RM: Four to five days a week. OK so I say I cook but sometimes it [means] popping in Applegate Naturals chicken nuggets. I should rephrase that. We eat at home four to five days a week.

C: What are your son’s favorite foods cooked by you?
RM: He likes chicken and rice and turkey kabobs.

C: Is he your guinea pig?
RM: For sure, and he has strong opinions.

C: What’s one rule Henry ignores?
RM: Bedtime. It should be 9pm but he’s always trying to negotiate.

C: What’s the one rule he’s never allowed to break?
RM: Not being kind to others.
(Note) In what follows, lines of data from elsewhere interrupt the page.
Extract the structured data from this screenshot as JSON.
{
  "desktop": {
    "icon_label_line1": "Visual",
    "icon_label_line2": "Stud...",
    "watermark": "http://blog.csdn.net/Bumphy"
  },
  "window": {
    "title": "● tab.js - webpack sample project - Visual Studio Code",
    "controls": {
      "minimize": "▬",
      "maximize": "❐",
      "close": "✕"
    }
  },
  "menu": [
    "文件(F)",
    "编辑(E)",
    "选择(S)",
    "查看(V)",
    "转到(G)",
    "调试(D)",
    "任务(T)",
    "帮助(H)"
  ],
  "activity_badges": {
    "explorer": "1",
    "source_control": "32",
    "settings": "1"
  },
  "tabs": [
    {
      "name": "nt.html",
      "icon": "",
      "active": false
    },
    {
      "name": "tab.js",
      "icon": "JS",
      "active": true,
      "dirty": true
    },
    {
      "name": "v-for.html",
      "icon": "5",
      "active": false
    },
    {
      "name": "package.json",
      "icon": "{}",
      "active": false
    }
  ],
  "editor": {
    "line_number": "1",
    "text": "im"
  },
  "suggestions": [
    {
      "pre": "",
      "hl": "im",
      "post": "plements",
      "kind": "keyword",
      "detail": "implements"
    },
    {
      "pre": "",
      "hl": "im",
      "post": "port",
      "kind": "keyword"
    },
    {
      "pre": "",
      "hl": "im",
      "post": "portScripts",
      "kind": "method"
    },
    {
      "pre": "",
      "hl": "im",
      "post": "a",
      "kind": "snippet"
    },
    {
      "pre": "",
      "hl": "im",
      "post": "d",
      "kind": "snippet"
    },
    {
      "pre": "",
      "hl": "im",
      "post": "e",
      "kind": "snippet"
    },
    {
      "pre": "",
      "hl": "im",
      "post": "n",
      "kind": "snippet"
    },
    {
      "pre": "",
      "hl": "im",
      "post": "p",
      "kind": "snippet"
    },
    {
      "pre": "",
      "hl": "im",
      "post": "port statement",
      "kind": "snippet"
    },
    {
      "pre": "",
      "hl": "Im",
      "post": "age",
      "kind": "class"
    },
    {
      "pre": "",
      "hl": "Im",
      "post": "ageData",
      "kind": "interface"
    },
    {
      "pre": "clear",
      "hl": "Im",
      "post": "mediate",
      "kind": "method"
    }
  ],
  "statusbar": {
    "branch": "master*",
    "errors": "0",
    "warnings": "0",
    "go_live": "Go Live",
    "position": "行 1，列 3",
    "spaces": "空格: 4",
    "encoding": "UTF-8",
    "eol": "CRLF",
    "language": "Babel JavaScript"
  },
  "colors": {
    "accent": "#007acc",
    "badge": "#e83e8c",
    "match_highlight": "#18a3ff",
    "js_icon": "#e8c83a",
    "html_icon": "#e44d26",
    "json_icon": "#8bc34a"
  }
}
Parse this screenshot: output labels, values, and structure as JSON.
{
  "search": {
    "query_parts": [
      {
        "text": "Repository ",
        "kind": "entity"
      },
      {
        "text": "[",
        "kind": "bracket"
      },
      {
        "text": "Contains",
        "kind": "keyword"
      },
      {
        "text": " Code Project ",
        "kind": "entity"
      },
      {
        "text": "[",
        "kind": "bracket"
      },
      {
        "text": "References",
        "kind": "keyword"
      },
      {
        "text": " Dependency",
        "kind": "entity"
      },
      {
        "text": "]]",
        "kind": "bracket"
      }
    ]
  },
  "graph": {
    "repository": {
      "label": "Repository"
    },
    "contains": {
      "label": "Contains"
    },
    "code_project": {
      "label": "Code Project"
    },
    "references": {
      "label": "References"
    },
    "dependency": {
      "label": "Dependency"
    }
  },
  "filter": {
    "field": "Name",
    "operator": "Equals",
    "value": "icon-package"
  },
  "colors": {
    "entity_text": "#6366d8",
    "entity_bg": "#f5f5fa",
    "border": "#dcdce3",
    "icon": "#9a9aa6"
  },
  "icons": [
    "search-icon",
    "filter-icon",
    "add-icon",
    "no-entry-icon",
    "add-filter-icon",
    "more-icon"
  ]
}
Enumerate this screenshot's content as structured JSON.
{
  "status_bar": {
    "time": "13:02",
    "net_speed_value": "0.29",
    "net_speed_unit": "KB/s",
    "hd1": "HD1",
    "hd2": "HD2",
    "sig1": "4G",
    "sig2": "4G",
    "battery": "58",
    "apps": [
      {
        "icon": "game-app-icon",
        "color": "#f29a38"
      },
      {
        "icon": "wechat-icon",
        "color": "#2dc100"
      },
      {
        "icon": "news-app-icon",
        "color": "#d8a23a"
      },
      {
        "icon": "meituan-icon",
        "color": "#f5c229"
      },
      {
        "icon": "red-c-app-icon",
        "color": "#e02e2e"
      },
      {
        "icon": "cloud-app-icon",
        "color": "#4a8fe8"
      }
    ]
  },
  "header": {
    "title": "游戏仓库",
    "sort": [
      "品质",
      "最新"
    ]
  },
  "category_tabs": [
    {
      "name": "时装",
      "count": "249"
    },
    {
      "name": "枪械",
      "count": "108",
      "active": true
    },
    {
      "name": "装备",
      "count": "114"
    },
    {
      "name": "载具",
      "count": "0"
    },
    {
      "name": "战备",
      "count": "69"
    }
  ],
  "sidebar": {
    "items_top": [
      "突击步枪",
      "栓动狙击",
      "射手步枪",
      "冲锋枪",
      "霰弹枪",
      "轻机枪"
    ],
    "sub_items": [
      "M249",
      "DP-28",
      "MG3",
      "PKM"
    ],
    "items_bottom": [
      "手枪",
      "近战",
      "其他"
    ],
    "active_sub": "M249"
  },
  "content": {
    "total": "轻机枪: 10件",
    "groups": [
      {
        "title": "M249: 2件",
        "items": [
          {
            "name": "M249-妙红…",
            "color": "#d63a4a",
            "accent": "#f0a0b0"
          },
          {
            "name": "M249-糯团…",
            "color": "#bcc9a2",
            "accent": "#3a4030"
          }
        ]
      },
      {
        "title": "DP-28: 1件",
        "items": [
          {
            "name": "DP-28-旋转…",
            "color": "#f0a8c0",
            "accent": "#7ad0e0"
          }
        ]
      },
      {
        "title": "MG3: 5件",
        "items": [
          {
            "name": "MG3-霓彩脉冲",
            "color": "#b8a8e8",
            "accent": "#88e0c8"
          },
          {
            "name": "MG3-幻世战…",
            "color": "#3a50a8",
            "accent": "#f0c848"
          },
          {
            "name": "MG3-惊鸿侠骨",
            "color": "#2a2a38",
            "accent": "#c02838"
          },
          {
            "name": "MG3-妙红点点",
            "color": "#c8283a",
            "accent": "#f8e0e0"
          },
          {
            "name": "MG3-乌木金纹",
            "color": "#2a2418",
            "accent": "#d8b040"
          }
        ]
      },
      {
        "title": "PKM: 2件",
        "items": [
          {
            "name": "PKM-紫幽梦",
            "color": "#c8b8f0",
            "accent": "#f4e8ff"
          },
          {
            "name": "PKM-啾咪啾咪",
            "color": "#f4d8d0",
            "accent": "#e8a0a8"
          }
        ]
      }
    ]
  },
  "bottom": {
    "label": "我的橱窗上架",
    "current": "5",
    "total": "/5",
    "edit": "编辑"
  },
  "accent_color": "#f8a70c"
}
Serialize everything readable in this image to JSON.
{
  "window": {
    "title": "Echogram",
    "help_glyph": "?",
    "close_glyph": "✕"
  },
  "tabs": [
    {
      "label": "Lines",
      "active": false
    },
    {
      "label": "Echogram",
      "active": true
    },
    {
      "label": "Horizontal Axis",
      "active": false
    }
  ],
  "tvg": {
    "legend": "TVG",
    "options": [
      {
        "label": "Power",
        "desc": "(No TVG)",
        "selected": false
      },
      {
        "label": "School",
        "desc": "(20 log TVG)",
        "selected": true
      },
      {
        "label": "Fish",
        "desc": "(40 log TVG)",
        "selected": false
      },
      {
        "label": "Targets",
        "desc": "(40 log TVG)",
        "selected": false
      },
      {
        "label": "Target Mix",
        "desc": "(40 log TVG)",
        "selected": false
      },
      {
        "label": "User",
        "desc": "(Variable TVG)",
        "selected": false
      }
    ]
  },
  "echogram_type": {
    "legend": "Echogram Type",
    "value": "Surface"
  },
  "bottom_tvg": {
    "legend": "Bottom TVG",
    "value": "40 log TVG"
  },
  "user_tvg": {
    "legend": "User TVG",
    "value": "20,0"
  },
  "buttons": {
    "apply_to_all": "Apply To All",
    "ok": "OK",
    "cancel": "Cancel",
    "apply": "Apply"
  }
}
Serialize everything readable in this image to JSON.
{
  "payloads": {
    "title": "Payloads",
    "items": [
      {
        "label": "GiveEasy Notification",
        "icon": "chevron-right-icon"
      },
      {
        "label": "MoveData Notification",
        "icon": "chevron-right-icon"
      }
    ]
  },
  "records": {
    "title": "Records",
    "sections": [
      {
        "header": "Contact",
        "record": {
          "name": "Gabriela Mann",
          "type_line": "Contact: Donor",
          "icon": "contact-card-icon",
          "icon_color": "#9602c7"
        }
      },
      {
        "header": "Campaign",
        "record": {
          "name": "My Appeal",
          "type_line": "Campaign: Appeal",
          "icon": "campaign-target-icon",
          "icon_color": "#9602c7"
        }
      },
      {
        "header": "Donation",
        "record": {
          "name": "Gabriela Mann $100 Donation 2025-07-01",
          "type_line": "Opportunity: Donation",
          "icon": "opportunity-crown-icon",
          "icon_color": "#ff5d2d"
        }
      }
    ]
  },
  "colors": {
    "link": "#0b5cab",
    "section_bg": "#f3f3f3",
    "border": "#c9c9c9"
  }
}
I want him to respect his teachers and respect his friends.

C: One of the coolest things about being a mom?
RM: Thinking beyond yourself.

C: If you could invite anyone over for dinner, who would it be?
RM: Danny Meyer, [the New York restaurateur who founded the internationally renowned Shake Shack.]

C: If you could go over to someone’s house for dinner, who would it be?
RM: I would love to meet Meryl Streep.

C: Favorite places to go around town?
RM: I love Rise n°1 Salon De Souffle [the restaurant].

C: Three things moms should not feel guilty about?
RM: 1) I don’t think moms should feel guilty about how they look. I don’t think you should stress about what you’re wearing; 2) Going to bat for their child because you are their number one advocate; 3) Wanting more for their child, always wanting the best for them or just making sure they are in a good environment.

C: Question you are asked the most?
RM: What our number one product is.

C: So what is your number one product?
RM: Vanilla Salted Caramel cupcake.

C: What do you wish you had more time for?
RM: My personal life. I take my son to school, and I pick him up every day, and I try to be present. The rest of the time is the bakery. I am missing a little bit of balance, but I’m doing what I have to do right now.

C: What have you learned from your son?
RM: I’ve learned how to slow down.

C: Chefs competing on TV: Good idea or run its course?
RM: Run its course. I’m really not drawn to the competitive baking shows or challenges. The ones I love are really the reruns. I like watching Barefoot Contessa, Giada at Home — the ones that are soothing.

C: One good habit you’d like to pass on to your child?
RM: I follow this saying: “Do what you have to do first, then do what you want to do.” I hope that he can learn that from me — that you really need to make good decisions and prioritize your day.

C: Your bad habit you hope he won’t pick up?
RM: Being too critical.

C: One superpower you wish you had?
RM: The ability to make everyone happy at that moment.

C: Last country you visited?
RM: Finland in my 20s. I’m dying to go overseas again. I’d love to go back to France.

C: If you had 24 hours all to yourself, what would you do?
RM: I want to wake up with no alarm, have a leisurely cup of coffee at home, be in my sweats and see where the day takes me with no commitments. I just want to chill out with a true day off.

RELATED: Meet more moms know food: Southlake cake baker Jessica Colvin and Yasmin Tadia of Make Your Life Sweeter.

This interview was originally published in March 2016.